We have been told church exists to be a centre of excellence in worship, to be an instrument for the pastoral care of people who are in pain, to be an agent of social change in the world, to be the focus of community life and activity for the lonely, to be an agent of healing in peoples’ lives, to be an evangelistic army reaching out to the lost of the world with the saving news of Christ.
It will only be possible to begin to find our way forward in the midst of the bewildering clamour of these conflicting demands and expectations as church leaders remain focused on the main thing. The main thing is to insure that our lives are deeply rooted in God. If leaders in our churches are not grounded in a living relationship with the invisible reality of God’s Spirit at work in their lives and communities, it is unlikely they will be able to lead those who attend their churches into a dynamic encounter with God.

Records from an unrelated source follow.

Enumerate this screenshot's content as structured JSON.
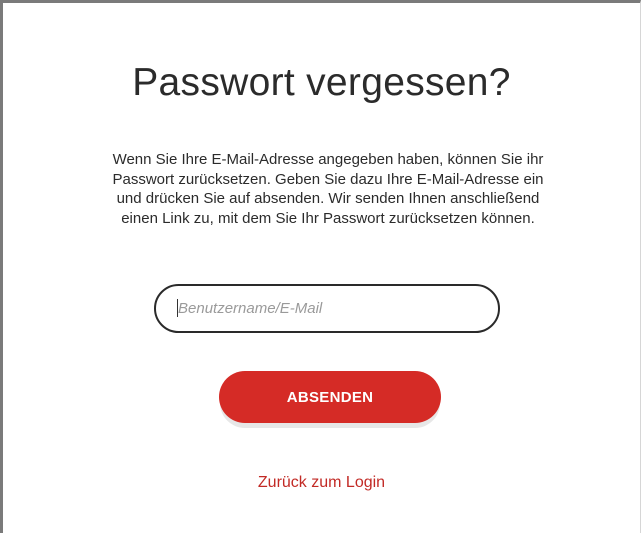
{
  "page": {
    "title": "Passwort vergessen?",
    "intro_lines": [
      "Wenn Sie Ihre E-Mail-Adresse angegeben haben, können Sie ihr",
      "Passwort zurücksetzen. Geben Sie dazu Ihre E-Mail-Adresse ein",
      "und drücken Sie auf absenden. Wir senden Ihnen anschließend",
      "einen Link zu, mit dem Sie Ihr Passwort zurücksetzen können."
    ]
  },
  "form": {
    "email_placeholder": "Benutzername/E-Mail",
    "email_value": "",
    "submit_label": "ABSENDEN"
  },
  "links": {
    "back_to_login": "Zurück zum Login"
  },
  "colors": {
    "accent": "#d52b26",
    "link": "#c22a25",
    "text": "#2b2b2b"
  }
}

The first question for the church that desires to find its way forward is are we making it possible for our leaders to nurture their own spiritual lives. Do our church leaders have the time and the space to be people of prayer? Are they going on retreat as a regular part of their spiritual practice? Do they have time to read the classics of Christian spirituality and to reflect deeply upon the sacred text of Scripture? Are they entering into the silence of God’s presence on a regular basis?
As church leaders who must function in this uneasy in-between time, we must know our true identity. We must experience the reality that we are defined not by what we do or by the success of our ministry, but by the reality of God’s love in our lives. Everything we do must start from and be immersed in the compassionate grace of the God whose presence we desire to make known to all people. Only then will we begin to find our way forward in these uncertain times.